• Assigned task: Once you have read the listing below, write all of it out again exactly.
○ ○ ○ ○
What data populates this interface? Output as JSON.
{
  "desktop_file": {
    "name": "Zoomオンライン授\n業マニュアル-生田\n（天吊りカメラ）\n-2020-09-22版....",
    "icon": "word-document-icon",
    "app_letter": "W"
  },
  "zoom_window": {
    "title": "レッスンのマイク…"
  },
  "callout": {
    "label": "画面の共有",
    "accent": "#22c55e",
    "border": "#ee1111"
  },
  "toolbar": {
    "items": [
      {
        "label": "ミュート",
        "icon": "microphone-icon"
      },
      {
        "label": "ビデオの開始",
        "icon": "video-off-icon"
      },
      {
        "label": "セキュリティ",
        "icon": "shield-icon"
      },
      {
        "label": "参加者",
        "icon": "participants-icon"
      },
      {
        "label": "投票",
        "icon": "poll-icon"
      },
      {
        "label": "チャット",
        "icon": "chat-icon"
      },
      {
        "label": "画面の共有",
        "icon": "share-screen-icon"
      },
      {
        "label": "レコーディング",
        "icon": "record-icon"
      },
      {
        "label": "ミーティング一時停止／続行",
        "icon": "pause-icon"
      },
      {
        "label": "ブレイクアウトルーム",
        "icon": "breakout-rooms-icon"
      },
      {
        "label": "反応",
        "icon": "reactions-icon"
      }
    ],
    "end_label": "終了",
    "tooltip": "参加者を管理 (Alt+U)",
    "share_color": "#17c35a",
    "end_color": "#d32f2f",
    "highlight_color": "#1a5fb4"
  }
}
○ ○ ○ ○
• Task output:
What data populates this interface? Output as JSON.
{
  "desktop_file": {
    "name": "Zoomオンライン授\n業マニュアル-生田\n（天吊りカメラ）\n-2020-09-22版....",
    "icon": "word-document-icon",
    "app_letter": "W"
  },
  "zoom_window": {
    "title": "レッスンのマイク…"
  },
  "callout": {
    "label": "画面の共有",
    "accent": "#22c55e",
    "border": "#ee1111"
  },
  "toolbar": {
    "items": [
      {
        "label": "ミュート",
        "icon": "microphone-icon"
      },
      {
        "label": "ビデオの開始",
        "icon": "video-off-icon"
      },
      {
        "label": "セキュリティ",
        "icon": "shield-icon"
      },
      {
        "label": "参加者",
        "icon": "participants-icon"
      },
      {
        "label": "投票",
        "icon": "poll-icon"
      },
      {
        "label": "チャット",
        "icon": "chat-icon"
      },
      {
        "label": "画面の共有",
        "icon": "share-screen-icon"
      },
      {
        "label": "レコーディング",
        "icon": "record-icon"
      },
      {
        "label": "ミーティング一時停止／続行",
        "icon": "pause-icon"
      },
      {
        "label": "ブレイクアウトルーム",
        "icon": "breakout-rooms-icon"
      },
      {
        "label": "反応",
        "icon": "reactions-icon"
      }
    ],
    "end_label": "終了",
    "tooltip": "参加者を管理 (Alt+U)",
    "share_color": "#17c35a",
    "end_color": "#d32f2f",
    "highlight_color": "#1a5fb4"
  }
}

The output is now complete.